Dallas Mayor Tom Leppert will probably now appoint new leadership to the DHA board that will hire the next director. One important thing the mayor should do is insure there are strong, representative voices of the tenants of public housing on the board. Mayor Leppert must resist the temptation to load up the board with business leaders who will be subject to peer pressures to sell of DHA’s most valuable properties to their friends and colleagues.
The last time Ms. Lott’s job was on the line rumors circulated that the favored replacement would come from within the leadership of the city’s housing department. That would have been a disaster. The City of Dallas Housing Department is among the poorest performers in the state and it’s leadership has demonstrated an antipathy, if not a hostility, to using public funds to provide for the housing needs of the poor.
The Mayor must also resist appointing one community faction or another to control of the board. The board must focus on the welfare of the tenants and not on community power politics. The executive director position at DHA should not be a political prize for one political faction or the other.

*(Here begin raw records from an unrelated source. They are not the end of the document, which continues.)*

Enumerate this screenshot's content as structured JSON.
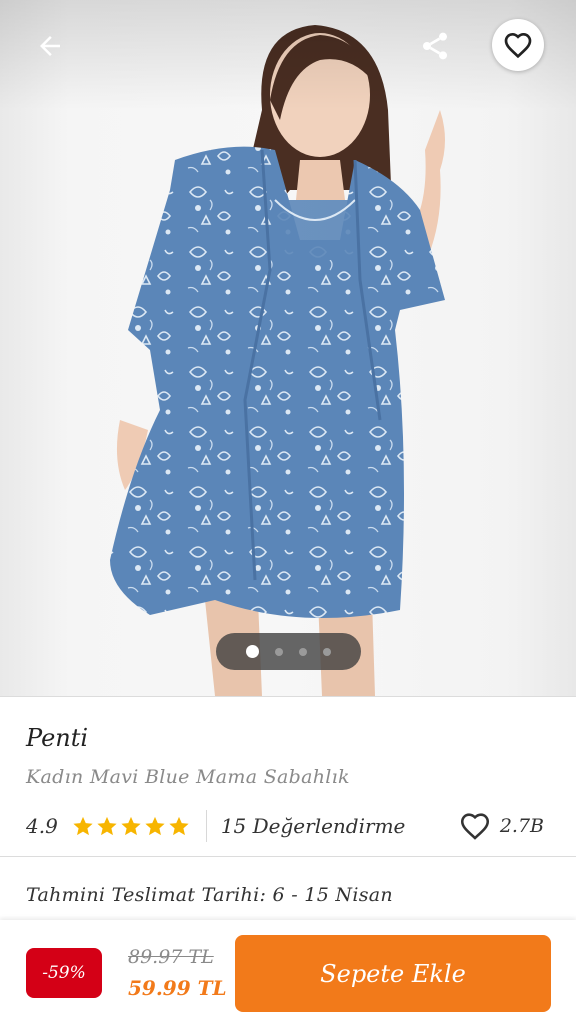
{
  "hero": {
    "image_alt": "Woman wearing blue floral robe",
    "page_count": 4,
    "active_page": 0
  },
  "nav": {
    "back_icon": "arrow-left-icon",
    "share_icon": "share-icon",
    "favorite_icon": "heart-outline-icon"
  },
  "product": {
    "brand": "Penti",
    "name": "Kadın Mavi Blue Mama Sabahlık",
    "rating": "4.9",
    "stars": 5,
    "review_count_label": "15 Değerlendirme",
    "favorite_count": "2.7B"
  },
  "delivery": {
    "label": "Tahmini Teslimat Tarihi: 6 - 15 Nisan"
  },
  "bottom": {
    "discount": "-59%",
    "old_price": "89.97 TL",
    "new_price": "59.99 TL",
    "cart_label": "Sepete Ekle"
  },
  "colors": {
    "accent": "#f27a1a",
    "discount": "#d40016",
    "star": "#f7b500",
    "robe": "#5b86b8"
  }
}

Extending back to it’s beginning, DHA has been crippled by racism that has dictated all the major decisions of the authority. If you want proof of this statement, check out our website The Public Housing Debate in Texas.
The recent appointment of African American leadership to DHA, including Alfonso Jackson and later Ann Lott were important steps in overcoming this racism. But this alone is clearly not sufficient to overcome the 70 year legacy of segregated housing and racist neglect of minority family public housing developments.
The job of the housing authority director in Dallas is to take on the problems of class prejudice, race prejudice, and poverty using an aging and vastly inadequate infrastructure of public housing, built specifically to advance the racial apartheid values of generations of previous Dallas leaders.
The next DHA director will step into one hell of a difficult job.